Interface dataset entries:
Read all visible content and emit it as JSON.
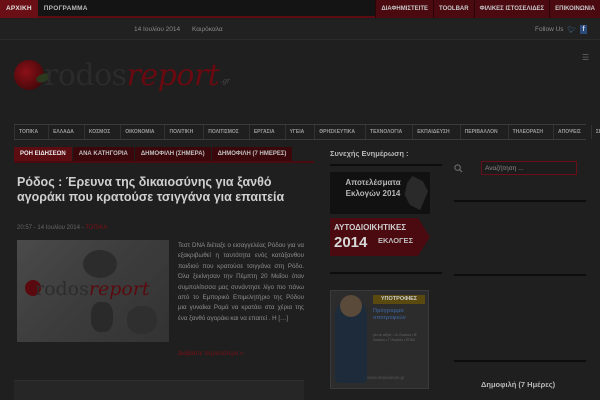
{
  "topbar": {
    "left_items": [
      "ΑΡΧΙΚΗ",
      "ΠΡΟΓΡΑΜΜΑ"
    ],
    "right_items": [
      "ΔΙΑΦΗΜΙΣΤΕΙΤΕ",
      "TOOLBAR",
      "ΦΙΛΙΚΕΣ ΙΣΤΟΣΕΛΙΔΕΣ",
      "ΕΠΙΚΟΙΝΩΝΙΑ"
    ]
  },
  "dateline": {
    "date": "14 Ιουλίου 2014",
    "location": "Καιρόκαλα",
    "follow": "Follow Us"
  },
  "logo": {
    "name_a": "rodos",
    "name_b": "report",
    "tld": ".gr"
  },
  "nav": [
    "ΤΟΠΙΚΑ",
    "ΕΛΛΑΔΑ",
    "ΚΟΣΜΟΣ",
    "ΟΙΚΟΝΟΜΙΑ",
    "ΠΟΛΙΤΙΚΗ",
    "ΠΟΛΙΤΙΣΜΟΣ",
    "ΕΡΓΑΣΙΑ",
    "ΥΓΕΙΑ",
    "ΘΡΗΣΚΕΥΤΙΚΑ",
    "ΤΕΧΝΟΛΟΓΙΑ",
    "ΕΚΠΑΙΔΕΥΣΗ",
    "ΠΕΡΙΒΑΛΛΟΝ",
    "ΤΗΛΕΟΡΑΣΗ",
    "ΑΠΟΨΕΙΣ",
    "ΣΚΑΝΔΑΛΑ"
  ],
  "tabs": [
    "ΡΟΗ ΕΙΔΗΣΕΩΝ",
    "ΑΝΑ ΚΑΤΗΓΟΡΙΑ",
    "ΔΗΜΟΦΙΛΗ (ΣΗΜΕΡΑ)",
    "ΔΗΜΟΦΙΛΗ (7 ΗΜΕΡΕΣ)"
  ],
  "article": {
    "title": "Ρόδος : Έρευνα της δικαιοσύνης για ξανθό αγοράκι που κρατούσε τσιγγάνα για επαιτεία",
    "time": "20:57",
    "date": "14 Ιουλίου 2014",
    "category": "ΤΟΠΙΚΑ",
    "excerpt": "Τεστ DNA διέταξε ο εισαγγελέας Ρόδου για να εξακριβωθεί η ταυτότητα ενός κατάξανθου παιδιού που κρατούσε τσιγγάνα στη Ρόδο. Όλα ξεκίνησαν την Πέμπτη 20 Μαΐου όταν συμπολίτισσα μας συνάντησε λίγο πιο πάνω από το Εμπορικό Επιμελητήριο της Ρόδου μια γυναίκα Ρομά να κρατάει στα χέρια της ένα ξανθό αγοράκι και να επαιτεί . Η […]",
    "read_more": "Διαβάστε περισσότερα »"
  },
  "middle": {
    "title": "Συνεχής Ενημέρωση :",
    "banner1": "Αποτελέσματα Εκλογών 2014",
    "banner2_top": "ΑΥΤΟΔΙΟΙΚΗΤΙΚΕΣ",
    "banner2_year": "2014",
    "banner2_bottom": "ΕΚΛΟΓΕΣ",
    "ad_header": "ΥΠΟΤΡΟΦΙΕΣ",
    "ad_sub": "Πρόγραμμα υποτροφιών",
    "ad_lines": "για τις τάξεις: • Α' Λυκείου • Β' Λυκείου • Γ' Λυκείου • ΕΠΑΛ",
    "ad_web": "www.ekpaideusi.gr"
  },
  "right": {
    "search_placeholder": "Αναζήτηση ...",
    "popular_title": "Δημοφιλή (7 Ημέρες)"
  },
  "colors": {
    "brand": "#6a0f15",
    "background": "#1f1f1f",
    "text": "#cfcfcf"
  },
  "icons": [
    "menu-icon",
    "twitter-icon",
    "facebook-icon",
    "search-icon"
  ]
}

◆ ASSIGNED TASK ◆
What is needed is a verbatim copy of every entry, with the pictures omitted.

◆ REPLY ◆
Read all visible content and emit it as JSON.
{
  "topbar": {
    "left_items": [
      "ΑΡΧΙΚΗ",
      "ΠΡΟΓΡΑΜΜΑ"
    ],
    "right_items": [
      "ΔΙΑΦΗΜΙΣΤΕΙΤΕ",
      "TOOLBAR",
      "ΦΙΛΙΚΕΣ ΙΣΤΟΣΕΛΙΔΕΣ",
      "ΕΠΙΚΟΙΝΩΝΙΑ"
    ]
  },
  "dateline": {
    "date": "14 Ιουλίου 2014",
    "location": "Καιρόκαλα",
    "follow": "Follow Us"
  },
  "logo": {
    "name_a": "rodos",
    "name_b": "report",
    "tld": ".gr"
  },
  "nav": [
    "ΤΟΠΙΚΑ",
    "ΕΛΛΑΔΑ",
    "ΚΟΣΜΟΣ",
    "ΟΙΚΟΝΟΜΙΑ",
    "ΠΟΛΙΤΙΚΗ",
    "ΠΟΛΙΤΙΣΜΟΣ",
    "ΕΡΓΑΣΙΑ",
    "ΥΓΕΙΑ",
    "ΘΡΗΣΚΕΥΤΙΚΑ",
    "ΤΕΧΝΟΛΟΓΙΑ",
    "ΕΚΠΑΙΔΕΥΣΗ",
    "ΠΕΡΙΒΑΛΛΟΝ",
    "ΤΗΛΕΟΡΑΣΗ",
    "ΑΠΟΨΕΙΣ",
    "ΣΚΑΝΔΑΛΑ"
  ],
  "tabs": [
    "ΡΟΗ ΕΙΔΗΣΕΩΝ",
    "ΑΝΑ ΚΑΤΗΓΟΡΙΑ",
    "ΔΗΜΟΦΙΛΗ (ΣΗΜΕΡΑ)",
    "ΔΗΜΟΦΙΛΗ (7 ΗΜΕΡΕΣ)"
  ],
  "article": {
    "title": "Ρόδος : Έρευνα της δικαιοσύνης για ξανθό αγοράκι που κρατούσε τσιγγάνα για επαιτεία",
    "time": "20:57",
    "date": "14 Ιουλίου 2014",
    "category": "ΤΟΠΙΚΑ",
    "excerpt": "Τεστ DNA διέταξε ο εισαγγελέας Ρόδου για να εξακριβωθεί η ταυτότητα ενός κατάξανθου παιδιού που κρατούσε τσιγγάνα στη Ρόδο. Όλα ξεκίνησαν την Πέμπτη 20 Μαΐου όταν συμπολίτισσα μας συνάντησε λίγο πιο πάνω από το Εμπορικό Επιμελητήριο της Ρόδου μια γυναίκα Ρομά να κρατάει στα χέρια της ένα ξανθό αγοράκι και να επαιτεί . Η […]",
    "read_more": "Διαβάστε περισσότερα »"
  },
  "middle": {
    "title": "Συνεχής Ενημέρωση :",
    "banner1": "Αποτελέσματα Εκλογών 2014",
    "banner2_top": "ΑΥΤΟΔΙΟΙΚΗΤΙΚΕΣ",
    "banner2_year": "2014",
    "banner2_bottom": "ΕΚΛΟΓΕΣ",
    "ad_header": "ΥΠΟΤΡΟΦΙΕΣ",
    "ad_sub": "Πρόγραμμα υποτροφιών",
    "ad_lines": "για τις τάξεις: • Α' Λυκείου • Β' Λυκείου • Γ' Λυκείου • ΕΠΑΛ",
    "ad_web": "www.ekpaideusi.gr"
  },
  "right": {
    "search_placeholder": "Αναζήτηση ...",
    "popular_title": "Δημοφιλή (7 Ημέρες)"
  },
  "colors": {
    "brand": "#6a0f15",
    "background": "#1f1f1f",
    "text": "#cfcfcf"
  },
  "icons": [
    "menu-icon",
    "twitter-icon",
    "facebook-icon",
    "search-icon"
  ]
}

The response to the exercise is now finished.